Much of art seeks to emulate the real world, yet sometimes it is better to merely suggest the form of the real, and let the observer’s mind fill in the blanks. Ironically, the first thing you must do is trace a picture.
This is the one I chose, partly because I like it, but mostly because I lost a lot of my previous photos at some point. When selecting an image for this project, you are looking for something that can be represented with as few colors as possible. This is not to say that you can’t get a rainbow of construction paper, but it will take a while and lose some of its impact if it isn’t detailed enough.
The joy of laptops is that you can tilt them so the screen is flat, and trace without a care. Just don’t press too hard when drawing.
Like so. Now is the fun part; once you outline the colors, try to see things into the shapes. Can you see the old woman? How about the vulture? Or the sea urchi- no, that is a sun, no matter how you look at it.
See the letters? That’s so I can remember what colors go where later on. Also, since black is ‘B’, blue has to be ‘U’, clearly.
Look, a handy little scale on the side to set the order right. As for what you use to cut the construction paper, that is up to you. An exacto knife is traditional, but I’m not sure what kind of cutting board you would need, and I don’t have one. Instead, my weapon of choice is my steak knife. The cutting board is just a cutting board, the flexible plastic kind, for easy clean up.
Now, this may be a bit counter-intuitive, but you don’t cut the construction paper of the color written in the diagram. Instead, you cut the next color up to have a hole for the lower color. Not pictured here is a featureless white rectangle deathly afraid of knives. Joke’s on him; there will be scissors in the end.
I then proceed to ignore the statement I just wrote about leaving holes for the lower color, but that is because I realized I wanted a bit of depth to the streambed. I gave it a darker background, as well as some character flaws. See the diagram up there? Since I have to cut through it to make the shapes in the construction paper, it gets rather frazzled and shifty. Keep a steady hand on it, or it will tear or move right in the middle of a line you were making.
Light blue is pretty simple, just a bit narrower than the shores of the stream, letting that deeper blue in around the edges. Light blue is chill like that.
Green went much the same way. At this point, I trimmed down the edges of the layers in a very broad fashion. This is because paper doesn’t like being cut, and will wiggle and squirm away like a child fleeing the prospect of pants.
So I had glued down most of the elements, but I wasn’t satisfied with the look of it all. Turns out large, uninterrupted blocks of color can be a bit bland. That’s when I decided to get fancy with light blue over there, and carve out a few black circles for rocks.
Looks pretty good, but now the stream is overdressed for the party. While I do advocate improvisational artistry, this is one of the drawbacks. To make up for my addition, I had to add more detail to the other areas of the piece.
Good thing I saved the scraps from the previous cuts.
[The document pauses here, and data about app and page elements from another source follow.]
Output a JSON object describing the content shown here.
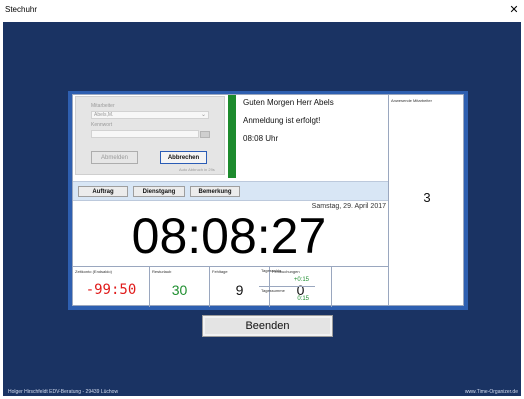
{
  "window": {
    "title": "Stechuhr",
    "close_glyph": "✕"
  },
  "login": {
    "employee_label": "Mitarbeiter",
    "employee_value": "Abels,M.",
    "password_label": "Kennwort",
    "password_value": "",
    "logout_label": "Abmelden",
    "cancel_label": "Abbrechen",
    "auto_cancel_text": "Auto Abbruch in 29s"
  },
  "messages": {
    "greeting": "Guten Morgen Herr Abels",
    "status": "Anmeldung ist erfolgt!",
    "time": "08:08 Uhr"
  },
  "present": {
    "title": "Anwesende Mitarbeiter",
    "count": "3"
  },
  "toolbar": {
    "auftrag": "Auftrag",
    "dienstgang": "Dienstgang",
    "bemerkung": "Bemerkung"
  },
  "date": "Samstag, 29. April 2017",
  "clock": "08:08:27",
  "stats": {
    "zeitkonto": {
      "label": "Zeitkonto (Endsaldo)",
      "value": "-99:50",
      "color": "#e01b1b"
    },
    "resturlaub": {
      "label": "Resturlaub",
      "value": "30",
      "color": "#1e8e2f"
    },
    "fehltage": {
      "label": "Fehltage",
      "value": "9",
      "color": "#111111"
    },
    "fehlbuchungen": {
      "label": "Fehlbuchungen",
      "value": "0",
      "color": "#111111"
    },
    "tagessaldo": {
      "label": "Tagessaldo",
      "value": "+0:15"
    },
    "tagessumme": {
      "label": "Tagessumme",
      "value": "0:15"
    }
  },
  "exit_button": "Beenden",
  "footer": {
    "left": "Holger Hirschfeldt EDV-Beratung - 29439 Lüchow",
    "right": "www.Time-Organizer.de"
  },
  "colors": {
    "background": "#1a3363",
    "frame": "#2e5fb0",
    "status_green": "#1d8b2d",
    "negative": "#e01b1b",
    "positive": "#1e8e2f"
  }
}
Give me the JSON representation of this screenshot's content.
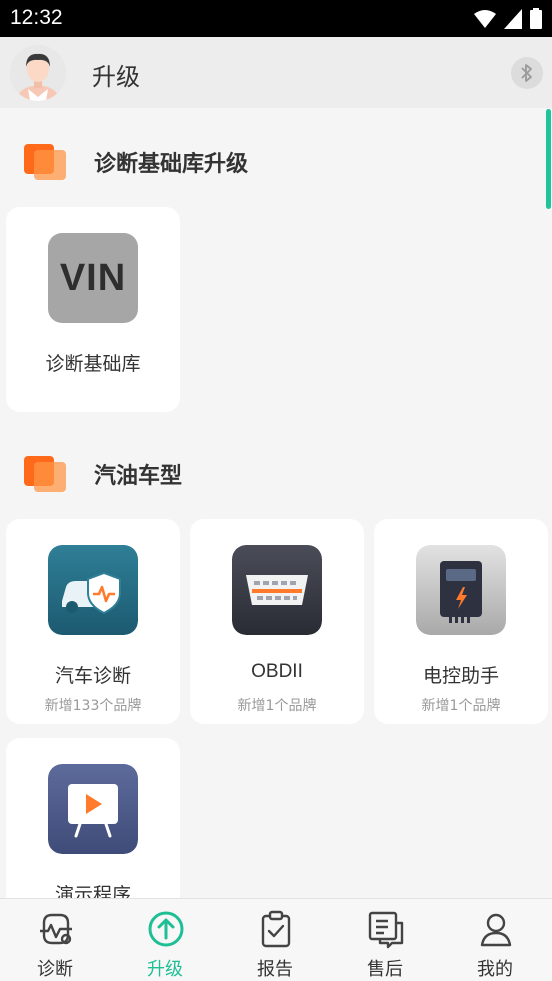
{
  "status_bar": {
    "time": "12:32"
  },
  "header": {
    "title": "升级"
  },
  "sections": [
    {
      "title": "诊断基础库升级"
    },
    {
      "title": "汽油车型"
    }
  ],
  "cards": [
    {
      "name": "诊断基础库",
      "sub": "",
      "icon": "vin-icon"
    },
    {
      "name": "汽车诊断",
      "sub": "新增133个品牌",
      "icon": "car-diagnosis-icon"
    },
    {
      "name": "OBDII",
      "sub": "新增1个品牌",
      "icon": "obd-connector-icon"
    },
    {
      "name": "电控助手",
      "sub": "新增1个品牌",
      "icon": "ecu-helper-icon"
    },
    {
      "name": "演示程序",
      "sub": "",
      "icon": "demo-play-icon"
    }
  ],
  "vin_text": "VIN",
  "tabs": [
    {
      "label": "诊断",
      "icon": "diagnosis-icon",
      "active": false
    },
    {
      "label": "升级",
      "icon": "upgrade-icon",
      "active": true
    },
    {
      "label": "报告",
      "icon": "report-icon",
      "active": false
    },
    {
      "label": "售后",
      "icon": "after-sales-icon",
      "active": false
    },
    {
      "label": "我的",
      "icon": "profile-icon",
      "active": false
    }
  ],
  "colors": {
    "accent": "#1fbf95",
    "section_mark": "#ff6a1a"
  }
}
Now, this art form is hardly limited to landscapes; anything with strong shapes will work. Especially mildly embarrassing pictures a sibling takes with your camera.
(What do you call an agreement sent through snapchat? A verbal agreement? A digital agreement? At any rate, my sister okayed the use of this picture.)
Have I inspired you? Do you also have a terrible habit of wasting food? I would be very interested to see if others have followed in my rambling footsteps, so if you have made something inspired by one of my articles, take a picture and send it to [email protected]. Label it: Crafts for Brandon. If you do, that picture will be at the end of my next article, with your name attached. If you made something beyond the fantastic scope of my chronicle, you might consider writing a guest article and sending it to that same email address to be considered as a guest post. It is always inspiring to see what art you may see in the mundane.
About Brandon Quist
Brandon is originally from Olmsted Falls, Ohio. He has studied both at Baldwin Wallace college and Brigham Young University, and is currently pursuing Chemical Engineering, among other things. He considers himself a jack of all trades, and a master of none. In his spare time, Brandon enjoys knitting, guitar, reading, origami, writing, and photography.